#### Directions for this task:
Retype each record exactly; no pictures.
═════ Data to examine ═════
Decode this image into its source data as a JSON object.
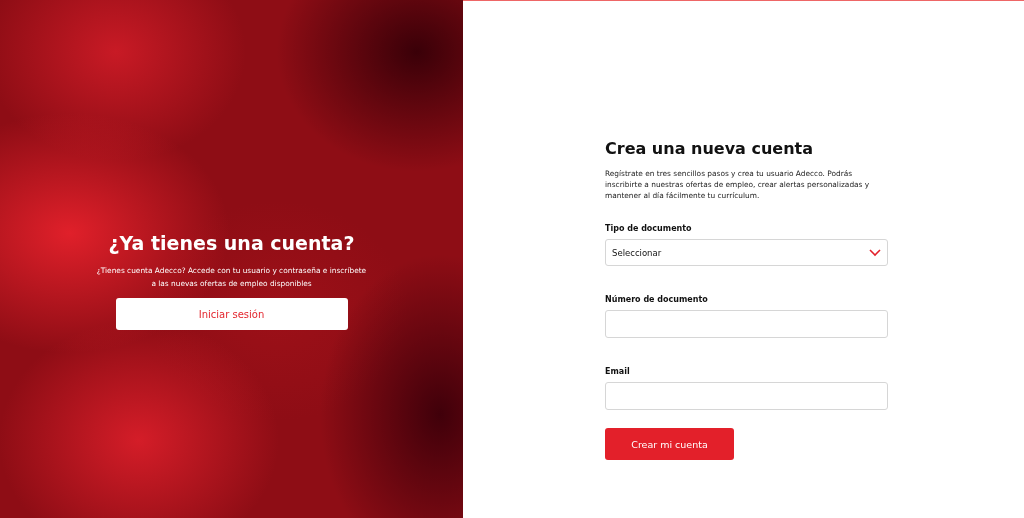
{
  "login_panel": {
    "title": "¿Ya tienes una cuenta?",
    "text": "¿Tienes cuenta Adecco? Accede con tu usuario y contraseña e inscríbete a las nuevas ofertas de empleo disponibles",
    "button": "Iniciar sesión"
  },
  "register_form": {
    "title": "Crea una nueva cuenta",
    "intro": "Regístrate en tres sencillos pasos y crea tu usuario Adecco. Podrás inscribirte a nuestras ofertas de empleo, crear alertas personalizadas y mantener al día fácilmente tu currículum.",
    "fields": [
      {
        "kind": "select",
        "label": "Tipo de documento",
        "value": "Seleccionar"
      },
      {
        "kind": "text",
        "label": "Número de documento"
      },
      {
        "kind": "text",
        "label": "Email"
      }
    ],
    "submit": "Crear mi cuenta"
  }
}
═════
#### Reply:
Decode this image into its source data as a JSON object.
{
  "login_panel": {
    "title": "¿Ya tienes una cuenta?",
    "text": "¿Tienes cuenta Adecco? Accede con tu usuario y contraseña e inscríbete a las nuevas ofertas de empleo disponibles",
    "button": "Iniciar sesión"
  },
  "register_form": {
    "title": "Crea una nueva cuenta",
    "intro": "Regístrate en tres sencillos pasos y crea tu usuario Adecco. Podrás inscribirte a nuestras ofertas de empleo, crear alertas personalizadas y mantener al día fácilmente tu currículum.",
    "fields": [
      {
        "kind": "select",
        "label": "Tipo de documento",
        "value": "Seleccionar"
      },
      {
        "kind": "text",
        "label": "Número de documento"
      },
      {
        "kind": "text",
        "label": "Email"
      }
    ],
    "submit": "Crear mi cuenta"
  }
}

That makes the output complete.